8 MARCH 2018 - It is an often overlooked fact that prior to consumers, tobacco workers become the earliest victims of the hazardous industry.
Tobacco growing requires specially high levels of pesticides and fertilizers. In low and middle income countries (LMICs), tobacco farmers, who are mainly women, are subjected to the risks of exposure to tobacco products given the poor working conditions. They farm and handle tobacco which is far from complying with safety measures. In LMICs, farmers usually apply pesticide and growth inhibitors with handheld or backpack sprayers without necessary protective equipment. Unprotected tobacco harvesters are also prone to green tobacco sickness which is caused by nicotine dermal absorption and is exclusively related to tobacco growing. They get affected, suffer and many of them die.
It is difficult for families to escape this situation. Tobacco farming families are indebted to with the tobacco industry and merely survive in the marginalized section of society.
Ms. Preeti Sudan is the first woman President of the Conference of the Parties to the WHO FCTC and she took the International Women’s Day as an opportunity to address the gender issues in tobacco control:
“Today, we are celebrating the International Women’ Day. It is a unique opportunity for me as the President of the Conference of the Parties to WHO FCTC, to call upon Parties to put every effort to break the vicious cycle of poverty that locks the tobacco workers, who are mainly women, in this hazardous industry.
Together, as Parties to the WHO FCTC, we have committed to promote economically viable alternatives for tobacco workers and growers. Such strategies will eventually support female workers for a better future.

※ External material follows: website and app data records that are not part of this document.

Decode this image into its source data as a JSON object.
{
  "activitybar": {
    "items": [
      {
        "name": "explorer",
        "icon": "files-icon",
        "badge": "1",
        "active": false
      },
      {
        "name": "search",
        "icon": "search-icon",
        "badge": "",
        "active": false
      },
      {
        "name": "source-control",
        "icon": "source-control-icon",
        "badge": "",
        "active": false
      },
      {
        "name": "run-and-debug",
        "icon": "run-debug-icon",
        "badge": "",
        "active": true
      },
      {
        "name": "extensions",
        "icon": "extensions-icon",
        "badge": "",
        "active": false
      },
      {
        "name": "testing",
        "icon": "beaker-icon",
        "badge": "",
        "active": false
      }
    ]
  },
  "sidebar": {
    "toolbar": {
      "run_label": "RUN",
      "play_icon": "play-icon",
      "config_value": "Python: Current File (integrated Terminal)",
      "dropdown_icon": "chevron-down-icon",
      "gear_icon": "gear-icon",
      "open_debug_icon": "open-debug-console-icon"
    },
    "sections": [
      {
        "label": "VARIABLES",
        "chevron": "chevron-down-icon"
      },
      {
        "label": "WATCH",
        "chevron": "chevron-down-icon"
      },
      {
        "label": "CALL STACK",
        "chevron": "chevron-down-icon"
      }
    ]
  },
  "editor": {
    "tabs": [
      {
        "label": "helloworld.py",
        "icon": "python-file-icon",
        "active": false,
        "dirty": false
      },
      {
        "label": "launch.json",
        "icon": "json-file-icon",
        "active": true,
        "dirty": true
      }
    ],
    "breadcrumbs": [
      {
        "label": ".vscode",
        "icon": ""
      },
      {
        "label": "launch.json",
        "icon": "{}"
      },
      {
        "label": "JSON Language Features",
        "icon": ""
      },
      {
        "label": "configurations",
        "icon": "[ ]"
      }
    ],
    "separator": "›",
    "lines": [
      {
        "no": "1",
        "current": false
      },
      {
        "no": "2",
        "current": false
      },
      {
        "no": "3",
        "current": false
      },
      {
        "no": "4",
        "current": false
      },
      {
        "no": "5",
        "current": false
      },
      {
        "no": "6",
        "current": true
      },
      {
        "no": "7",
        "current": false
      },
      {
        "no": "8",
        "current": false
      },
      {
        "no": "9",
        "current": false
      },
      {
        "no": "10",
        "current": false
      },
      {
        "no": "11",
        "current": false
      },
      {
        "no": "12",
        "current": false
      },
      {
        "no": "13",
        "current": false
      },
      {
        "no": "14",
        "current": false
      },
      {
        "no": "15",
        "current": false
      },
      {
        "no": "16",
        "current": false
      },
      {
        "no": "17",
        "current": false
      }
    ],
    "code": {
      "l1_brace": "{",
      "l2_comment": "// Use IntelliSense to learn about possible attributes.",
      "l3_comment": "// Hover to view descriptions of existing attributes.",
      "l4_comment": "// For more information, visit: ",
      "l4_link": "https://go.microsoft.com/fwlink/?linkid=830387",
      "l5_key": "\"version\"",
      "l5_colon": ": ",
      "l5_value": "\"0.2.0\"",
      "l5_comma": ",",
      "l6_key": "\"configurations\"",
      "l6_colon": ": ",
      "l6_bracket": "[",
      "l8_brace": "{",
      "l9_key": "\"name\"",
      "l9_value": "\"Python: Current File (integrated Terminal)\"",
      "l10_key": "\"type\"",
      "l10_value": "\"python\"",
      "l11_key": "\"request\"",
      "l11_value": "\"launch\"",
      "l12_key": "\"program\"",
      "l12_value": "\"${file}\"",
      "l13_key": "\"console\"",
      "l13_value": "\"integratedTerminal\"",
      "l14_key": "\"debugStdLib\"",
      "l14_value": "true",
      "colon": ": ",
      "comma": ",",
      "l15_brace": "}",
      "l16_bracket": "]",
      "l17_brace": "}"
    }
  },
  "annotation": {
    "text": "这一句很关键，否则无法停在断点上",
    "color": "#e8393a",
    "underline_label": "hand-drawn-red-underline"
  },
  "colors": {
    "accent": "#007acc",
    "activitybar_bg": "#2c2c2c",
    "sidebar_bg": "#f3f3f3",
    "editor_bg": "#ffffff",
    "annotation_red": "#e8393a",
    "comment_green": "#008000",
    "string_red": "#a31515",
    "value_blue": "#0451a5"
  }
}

Let us address all gender issues while implementing comprehensive tobacco control laws in each of our countries with an objective to protect the health of women.”
- Ms Preeti Sudan, President of the COP